Golf is in the DNA of Carnoustie residents. Like most areas of Scotland, the playing of “gowff” or “gawf” predates formal courses and in the case of Carnoustie links it can be traced back at least to the 16th century. The Carnoustie Golf Club, the oldest “Artisan” golf club in the world, was formed at Carnoustie in 1839.
Anyone that plays golf in the United States owes a debt of gratitude to the former golfers of Carnoustie. In the beginning of the 20th century over 300 proficient golfers immigrated from Angus to Australia and the United States.
It was the golfers from Carnoustie that helped establish the PGAs of both America and Australia. Their knowledge of the game was legendary, and the great Bobby Jones was taught by a Carnoustie native, Stewart Maiden at East Lake. Perhaps Carnoustie’s finest – the Smith brothers – Willie, Alex, and MacDonald won three US Opens between them and contended in many others.
The original Carnoustie Championship course started with 10 holes designed by Allan Robertson, considered the greatest golfer of his day. In 1867 Old Tom Morris extended the links to 18 holes, and in 1926 James Braid made extensive changes to the layout in advance of the 1931 Open Championship.
A favorite story is how the 10th hole “South America” got its name. According to locals, a former caddie was intent on going to the southern continent and set off with a bottle of scotch to keep him company. Sadly, he only got as far as the 10th hole when they found him the next day.
There have been many historic moments in Carnoustie’s Open Championship history with winners including Tommy Armour, Gary Player, Tom Watson, and Padraig Harrington, however two stand out. Ben Hogan won the 1953 Open as the third leg of a Grand Slam he couldn’t complete, as he couldn’t get back to the United States in time for the PGA Championship. Anyone who has played the 18th at Carnoustie can sympathize with Jean Van de Velde, who found a watery grave in the Barry Burn to lose the 1999 Claret Jug to Paul Lawrie.
Carnoustie Golf Links is a public facility that, like St Andrews, has several clubs that play it as a home course, making advance tee times highly recommended in planning your Scotland golf trip.
Dundee Airport is the closest airport to Carnoustie, but it is a small airport with limited flights. Edinburgh Airport is a larger airport with more flights, but it is a 1-hour and 20-minute drive from Carnoustie.
Carnoustie is widely regarded as one of the toughest courses in the world. It has hosted The Open Championship 14 times, and it is known for its demanding conditions, especially in strong winds.
You will need to provide a handicap certificate of 28 or below to play the Carnoustie Championship Course. This is because Carnoustie is a very challenging course, and the club wants to ensure that players are of a high enough skill level to enjoy their round.
Premier Golf offers St Andrews golf tours which include Carnoustie tee times.

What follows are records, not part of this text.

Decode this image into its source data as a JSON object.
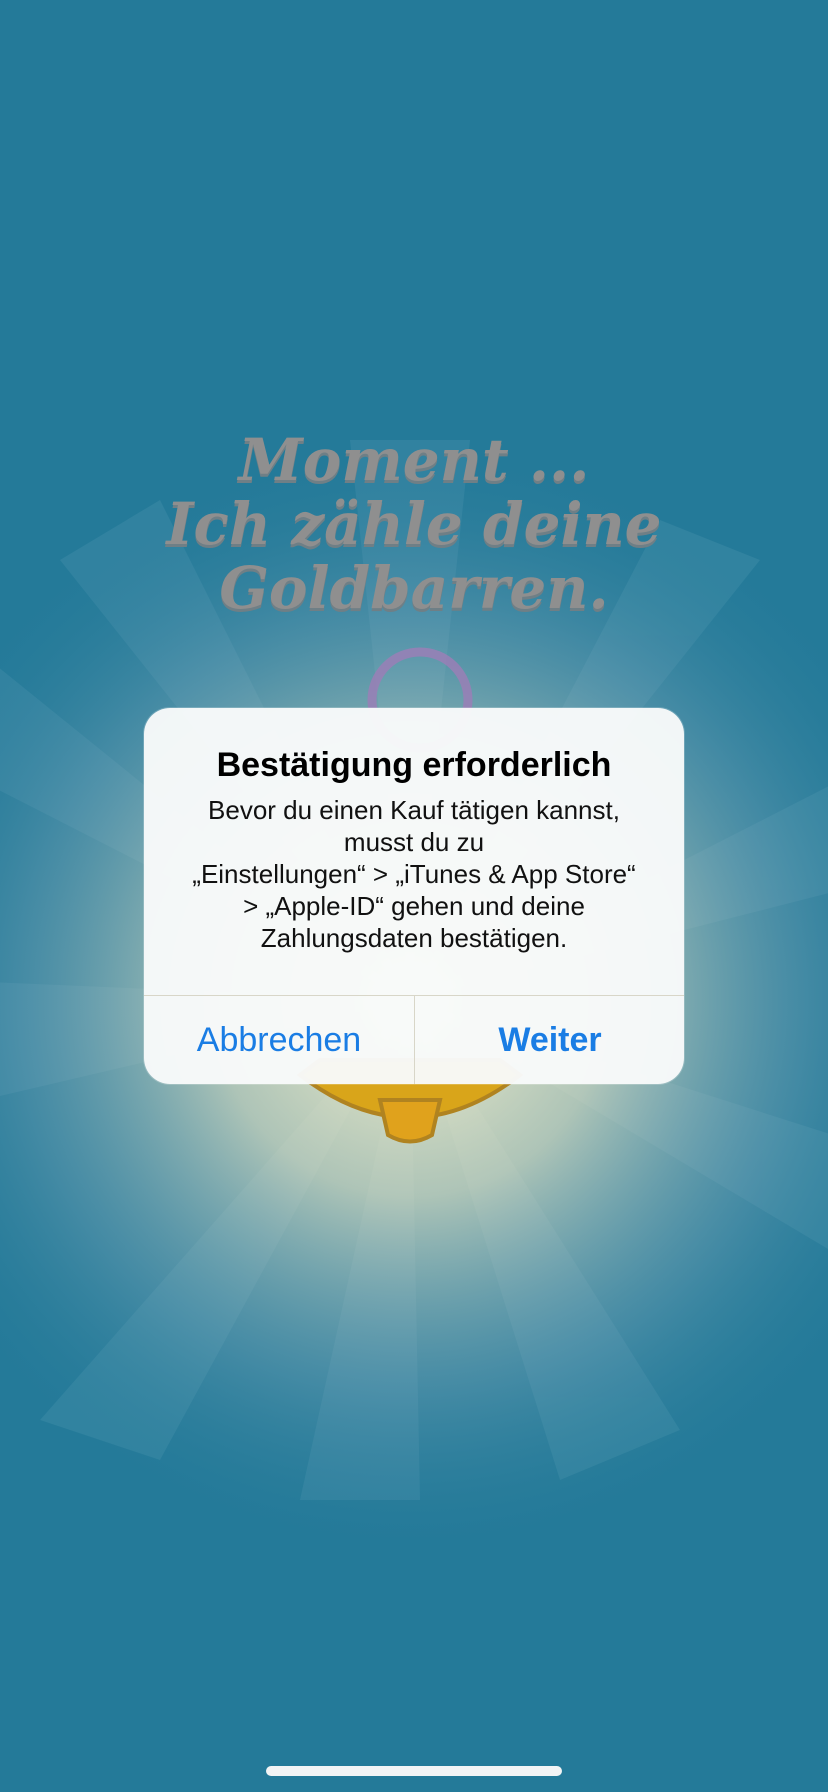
{
  "background": {
    "color": "#247a99",
    "loading_lines": [
      "Moment  ...",
      "Ich zähle deine",
      "Goldbarren."
    ]
  },
  "alert": {
    "title": "Bestätigung erforderlich",
    "message_lines": [
      "Bevor du einen Kauf tätigen kannst,",
      "musst du zu",
      "„Einstellungen“ > „iTunes & App Store“",
      "> „Apple-ID“ gehen und deine",
      "Zahlungsdaten bestätigen."
    ],
    "cancel_label": "Abbrechen",
    "continue_label": "Weiter",
    "accent_color": "#1a7de4"
  }
}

These tours are a great way to experience some of the best golf courses in the world, and Premier Golf can help you book tee times, arrange transportation, and book accommodations.
Yes, all Premier Golf packages include tee times and accommodation. This means that you will not have to worry about booking tee times or finding a place to stay.
Yes, Carnoustie is a public golf course that welcomes visitors. This means that anyone can play Carnoustie.